Drinking alcohol raises the risk of some cancers. Drinking any kind of alcohol can contribute to cancers of the mouth and throat, larynx voice boxesophagus, colon and rectum, liver, and breast in women. The less alcohol you drink, the lower the risk of cancer.
I have a history of breast cancer. I've heard it's OK to drink up to one glass of wine per day. Recently, I read that women concerned about breast cancer should have no more than two drinks per week.
Middle aged women in Australia aren't getting the message about the proven link between alcohol consumption and breast cancer, at a time when more are drinking while cancer rates in their age bracket are increasing, according to a new study. More women aged between 45 and 64 years aren't aware of the potential risks, and indicate negative impacts on their weight, relationships or lifestyle would more likely result in a reduction in drinking, rather then warnings about an increased risk of cancer. But Dr Miller say the findings in her study suggest targeted messages which address short terms risk caused by alcohol will have the greatest impact on reducing current consumption levels. Raising awareness of alcohol-related cancer risk, despite the importance of this, will not be sufficient to counter patterns of consumption.
T wo years ago I was diagnosed with a breast cancer that I believe was alcohol-related it was a lobular tumour, the less common kind that many people link to alcohol. But here I am today, sitting in a restaurant about to have lunch with a friend — and a glass or two of wine is definitely on the horizon. So why on earth do I still drink, when that nightmare has already visited me once?
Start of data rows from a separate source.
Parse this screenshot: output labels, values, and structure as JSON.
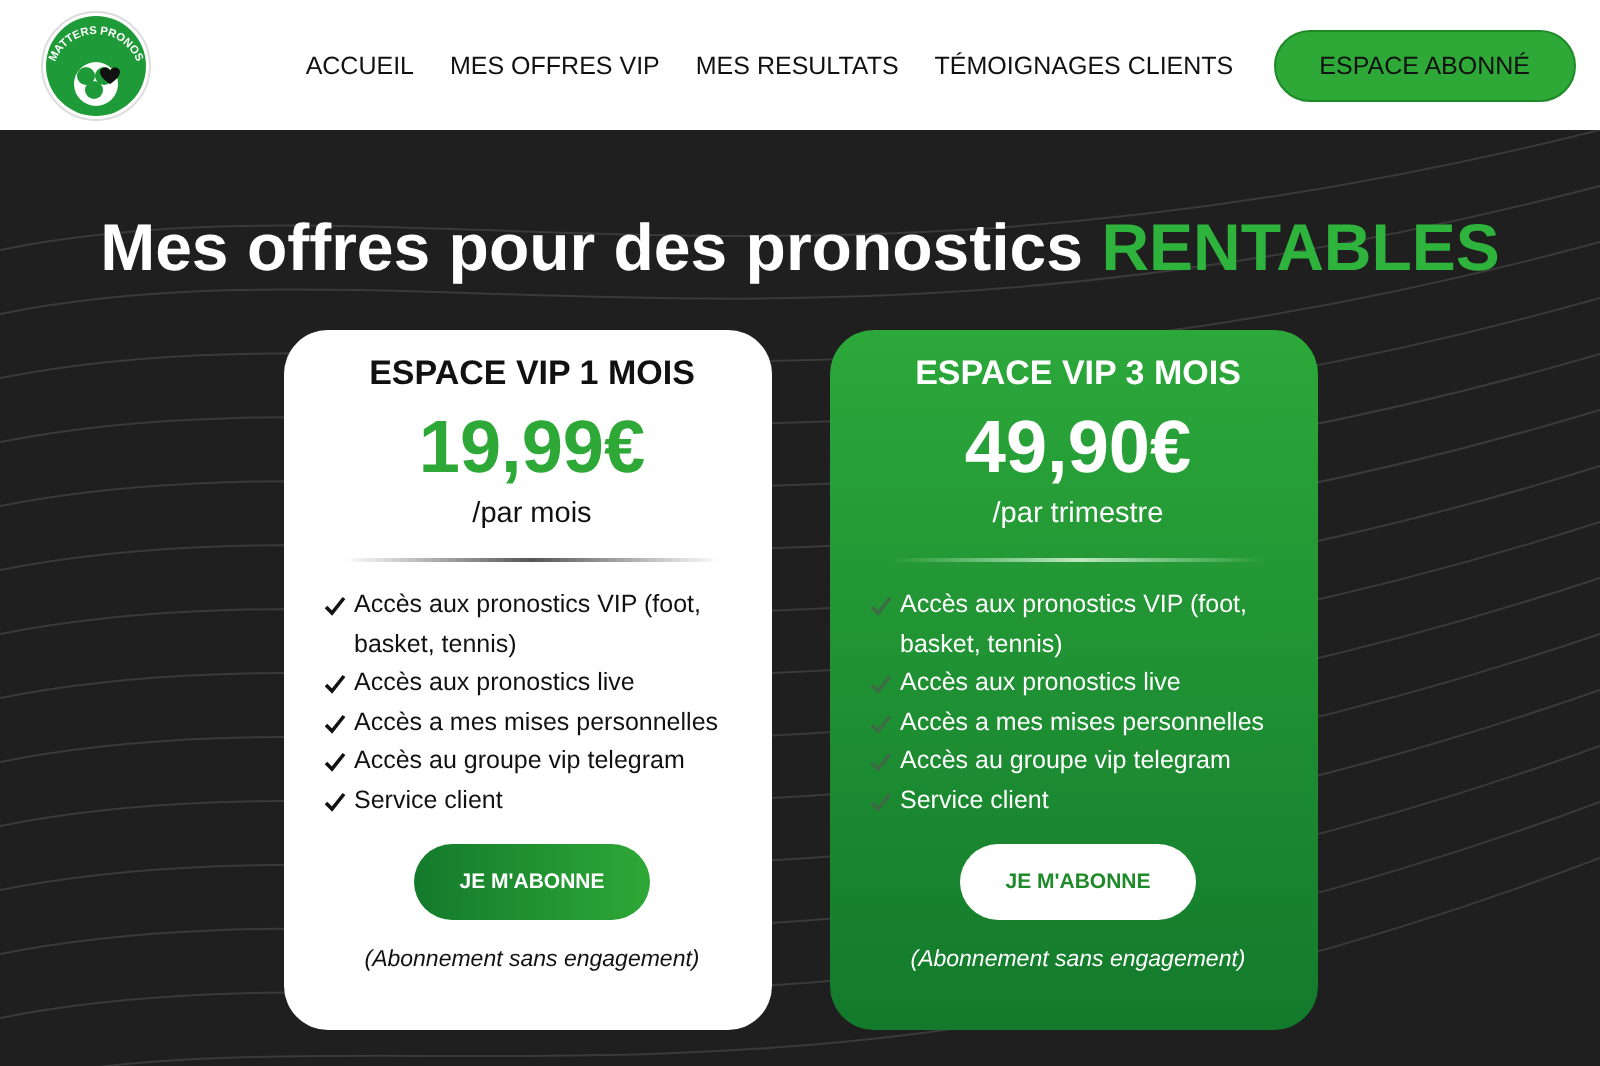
{
  "header": {
    "logo_text": "MATTERS PRONOS",
    "nav": [
      {
        "label": "ACCUEIL"
      },
      {
        "label": "MES OFFRES VIP"
      },
      {
        "label": "MES RESULTATS"
      },
      {
        "label": "TÉMOIGNAGES CLIENTS"
      }
    ],
    "cta": "ESPACE ABONNÉ"
  },
  "hero": {
    "title": "Mes offres pour des pronostics",
    "title_highlight": "RENTABLES"
  },
  "plans": [
    {
      "kind": "light",
      "name": "ESPACE VIP 1 MOIS",
      "price": "19,99€",
      "period": "/par mois",
      "features": [
        "Accès aux pronostics VIP (foot, basket, tennis)",
        "Accès aux pronostics live",
        "Accès a mes mises personnelles",
        "Accès au groupe vip telegram",
        "Service client"
      ],
      "button": "JE M'ABONNE",
      "note": "(Abonnement sans engagement)"
    },
    {
      "kind": "green",
      "name": "ESPACE VIP 3 MOIS",
      "price": "49,90€",
      "period": "/par trimestre",
      "features": [
        "Accès aux pronostics VIP (foot, basket, tennis)",
        "Accès aux pronostics live",
        "Accès a mes mises personnelles",
        "Accès au groupe vip telegram",
        "Service client"
      ],
      "button": "JE M'ABONNE",
      "note": "(Abonnement sans engagement)"
    }
  ]
}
The relationship between alcohol and breast cancer is clear: drinking alcoholic beveragesincluding wine, beer, or liquor, is a risk factor for breast canceras well as some other forms of cancer. The International Agency for Research on Cancer has declared that there is sufficient scientific evidence to classify alcoholic beverages a Group 1 carcinogen that causes breast cancer in women. Heavy drinkers are also more likely to die from breast cancer than non-drinkers and light drinkers.